Aim of the task: Each line in the data holding "JSON" should be listed.

Dataset entries:
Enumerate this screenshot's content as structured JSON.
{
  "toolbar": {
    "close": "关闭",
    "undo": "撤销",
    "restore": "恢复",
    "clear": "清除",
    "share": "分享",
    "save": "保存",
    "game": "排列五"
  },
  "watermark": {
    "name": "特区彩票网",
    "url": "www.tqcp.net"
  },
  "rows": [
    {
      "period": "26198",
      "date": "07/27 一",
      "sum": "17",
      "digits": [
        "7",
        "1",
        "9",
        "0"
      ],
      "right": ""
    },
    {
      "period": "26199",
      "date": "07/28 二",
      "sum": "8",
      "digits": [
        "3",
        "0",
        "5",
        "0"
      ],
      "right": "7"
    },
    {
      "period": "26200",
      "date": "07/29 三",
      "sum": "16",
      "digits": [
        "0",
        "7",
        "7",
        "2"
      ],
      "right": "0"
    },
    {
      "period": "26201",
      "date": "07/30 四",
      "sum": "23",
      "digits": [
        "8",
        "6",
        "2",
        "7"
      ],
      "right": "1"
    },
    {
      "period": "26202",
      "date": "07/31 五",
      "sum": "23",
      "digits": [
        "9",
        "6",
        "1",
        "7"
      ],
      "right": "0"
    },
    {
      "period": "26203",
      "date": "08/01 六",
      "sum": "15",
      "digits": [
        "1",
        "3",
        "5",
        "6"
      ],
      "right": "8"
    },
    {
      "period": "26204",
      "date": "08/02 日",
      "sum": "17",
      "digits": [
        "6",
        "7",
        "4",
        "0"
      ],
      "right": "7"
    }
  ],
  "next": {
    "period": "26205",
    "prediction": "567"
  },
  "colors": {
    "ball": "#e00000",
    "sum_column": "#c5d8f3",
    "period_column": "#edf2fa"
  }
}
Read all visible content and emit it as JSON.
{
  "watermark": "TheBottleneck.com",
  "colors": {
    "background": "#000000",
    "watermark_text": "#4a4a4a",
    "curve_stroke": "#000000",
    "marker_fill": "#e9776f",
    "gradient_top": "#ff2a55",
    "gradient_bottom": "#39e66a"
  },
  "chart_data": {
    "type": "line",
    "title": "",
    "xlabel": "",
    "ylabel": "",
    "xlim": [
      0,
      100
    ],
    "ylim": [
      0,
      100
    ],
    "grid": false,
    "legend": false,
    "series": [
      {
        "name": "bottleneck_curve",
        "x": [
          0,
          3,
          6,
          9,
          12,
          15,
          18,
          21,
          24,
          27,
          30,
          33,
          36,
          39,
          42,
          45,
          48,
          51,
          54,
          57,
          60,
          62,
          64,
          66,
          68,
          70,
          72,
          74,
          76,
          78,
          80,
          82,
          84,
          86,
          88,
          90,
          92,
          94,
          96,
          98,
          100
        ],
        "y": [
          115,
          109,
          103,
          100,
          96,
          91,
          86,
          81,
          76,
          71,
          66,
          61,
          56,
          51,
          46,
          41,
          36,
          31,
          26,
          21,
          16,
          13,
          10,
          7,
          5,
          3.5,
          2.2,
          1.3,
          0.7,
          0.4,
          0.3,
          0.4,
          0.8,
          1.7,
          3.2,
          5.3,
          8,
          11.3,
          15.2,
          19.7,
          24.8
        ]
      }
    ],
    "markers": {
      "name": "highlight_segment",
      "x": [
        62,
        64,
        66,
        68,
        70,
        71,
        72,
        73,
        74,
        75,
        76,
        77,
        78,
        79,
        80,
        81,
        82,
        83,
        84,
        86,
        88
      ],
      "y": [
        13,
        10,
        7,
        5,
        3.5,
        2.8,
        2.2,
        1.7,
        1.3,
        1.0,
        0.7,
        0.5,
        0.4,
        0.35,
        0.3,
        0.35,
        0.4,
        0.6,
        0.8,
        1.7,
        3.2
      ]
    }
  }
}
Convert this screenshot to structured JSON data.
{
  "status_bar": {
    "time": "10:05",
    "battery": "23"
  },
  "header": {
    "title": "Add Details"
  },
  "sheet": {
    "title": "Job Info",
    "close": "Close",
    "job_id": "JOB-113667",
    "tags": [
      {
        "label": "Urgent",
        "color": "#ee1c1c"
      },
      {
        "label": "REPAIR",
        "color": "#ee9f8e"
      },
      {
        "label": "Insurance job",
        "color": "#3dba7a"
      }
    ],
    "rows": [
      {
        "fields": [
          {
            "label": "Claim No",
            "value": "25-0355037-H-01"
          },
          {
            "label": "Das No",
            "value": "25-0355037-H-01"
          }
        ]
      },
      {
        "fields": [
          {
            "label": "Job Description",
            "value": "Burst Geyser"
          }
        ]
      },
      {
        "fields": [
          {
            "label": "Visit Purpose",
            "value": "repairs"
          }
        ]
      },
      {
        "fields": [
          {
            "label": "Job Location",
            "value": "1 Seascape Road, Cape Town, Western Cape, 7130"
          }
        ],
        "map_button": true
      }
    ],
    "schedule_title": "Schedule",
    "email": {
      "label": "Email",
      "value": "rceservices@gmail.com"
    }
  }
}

Answer to this exercise:
Enumerate this screenshot's content as structured JSON.
Read all visible content and emit it as JSON.
Convert this screenshot to structured JSON data.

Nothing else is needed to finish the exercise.